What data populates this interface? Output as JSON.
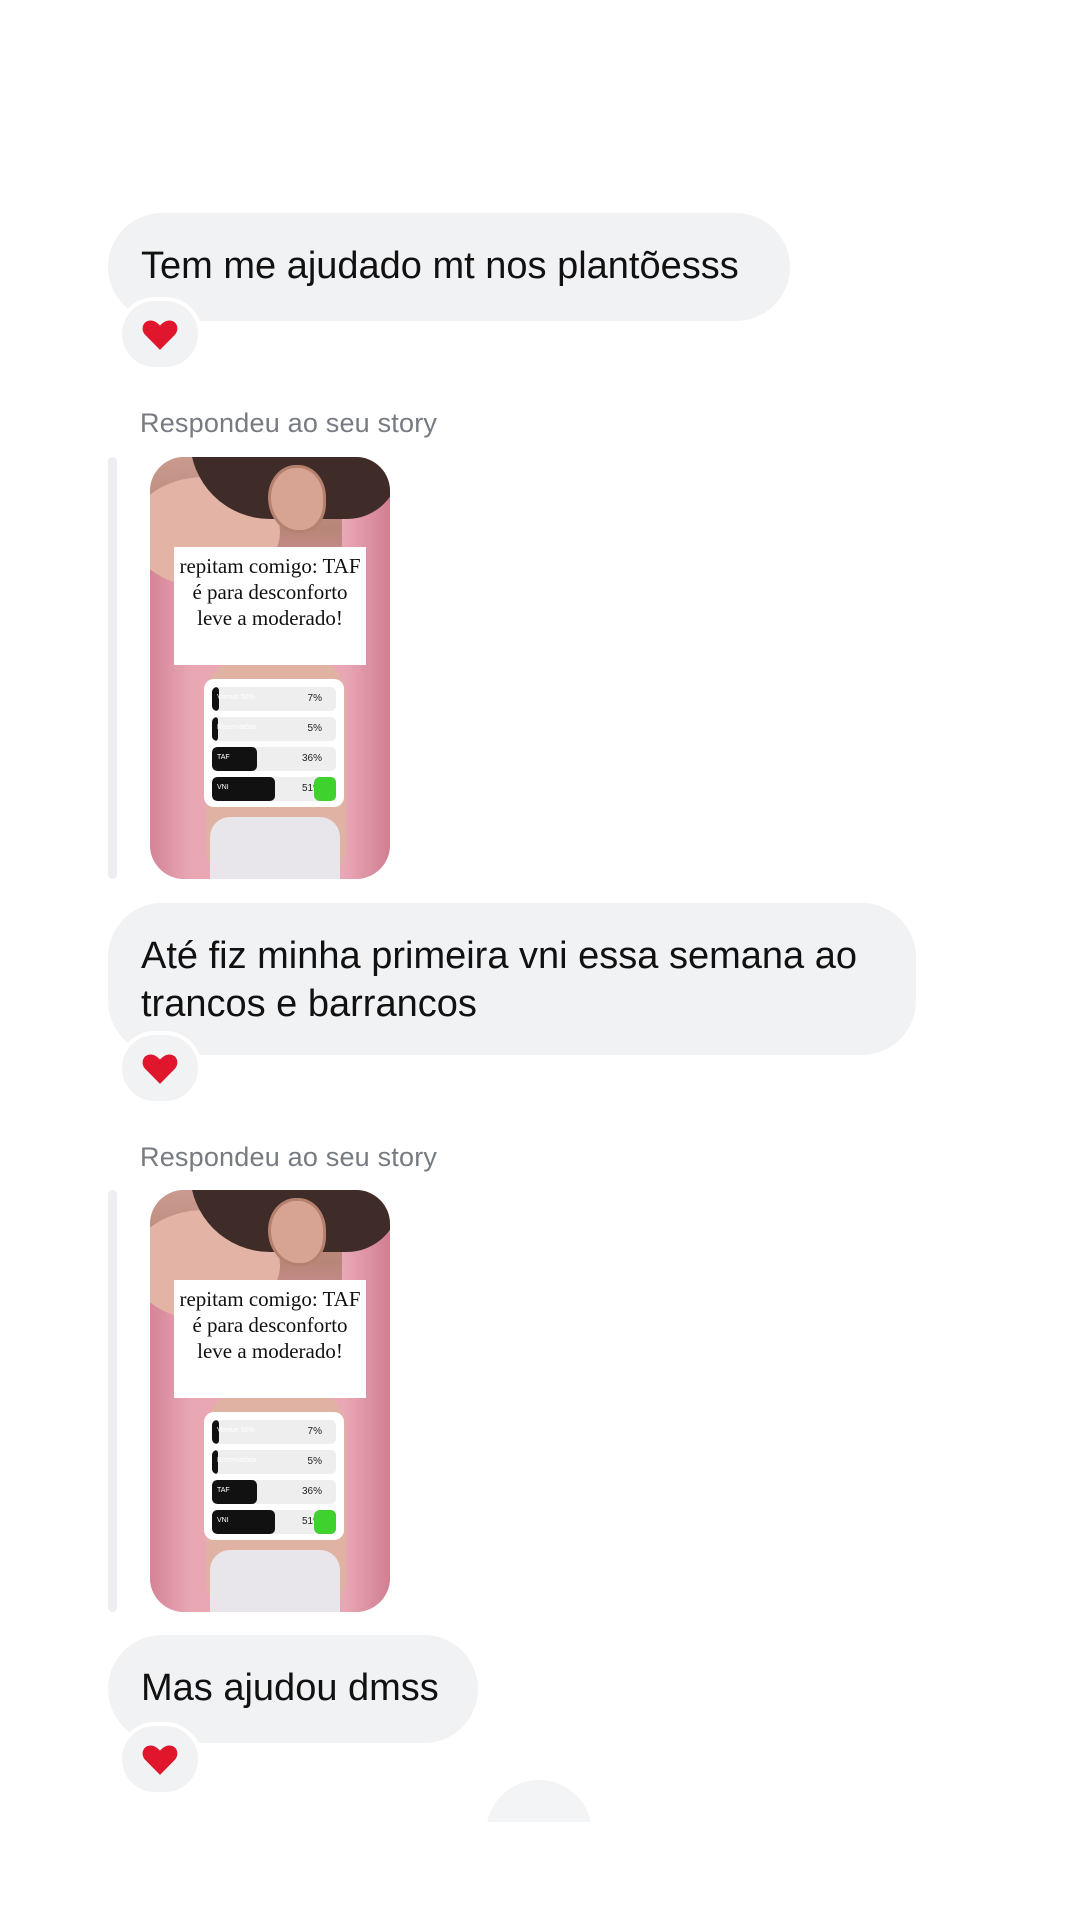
{
  "messages": [
    {
      "text": "Tem me ajudado mt nos plantõesss",
      "reaction": "heart-icon"
    },
    {
      "text": "Até fiz minha primeira vni essa semana ao trancos e barrancos",
      "reaction": "heart-icon"
    },
    {
      "text": "Mas ajudou dmss",
      "reaction": "heart-icon"
    }
  ],
  "story_replies": [
    {
      "label": "Respondeu ao seu story",
      "caption": "repitam comigo: TAF é para desconforto leve a moderado!",
      "poll": [
        {
          "label": "Venturi 50%",
          "percent": "7%",
          "value": 7
        },
        {
          "label": "Reservatório",
          "percent": "5%",
          "value": 5
        },
        {
          "label": "TAF",
          "percent": "36%",
          "value": 36
        },
        {
          "label": "VNI",
          "percent": "51%",
          "value": 51,
          "selected": true
        }
      ]
    },
    {
      "label": "Respondeu ao seu story",
      "caption": "repitam comigo: TAF é para desconforto leve a moderado!",
      "poll": [
        {
          "label": "Venturi 50%",
          "percent": "7%",
          "value": 7
        },
        {
          "label": "Reservatório",
          "percent": "5%",
          "value": 5
        },
        {
          "label": "TAF",
          "percent": "36%",
          "value": 36
        },
        {
          "label": "VNI",
          "percent": "51%",
          "value": 51,
          "selected": true
        }
      ]
    }
  ],
  "colors": {
    "bubble": "#f1f2f4",
    "heart": "#e0172c",
    "poll_check": "#3fd12e"
  }
}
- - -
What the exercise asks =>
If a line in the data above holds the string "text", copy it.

Task response =>
      "text": "Tem me ajudado mt nos plantõesss",
      "text": "Até fiz minha primeira vni essa semana ao trancos e barrancos",
      "text": "Mas ajudou dmss",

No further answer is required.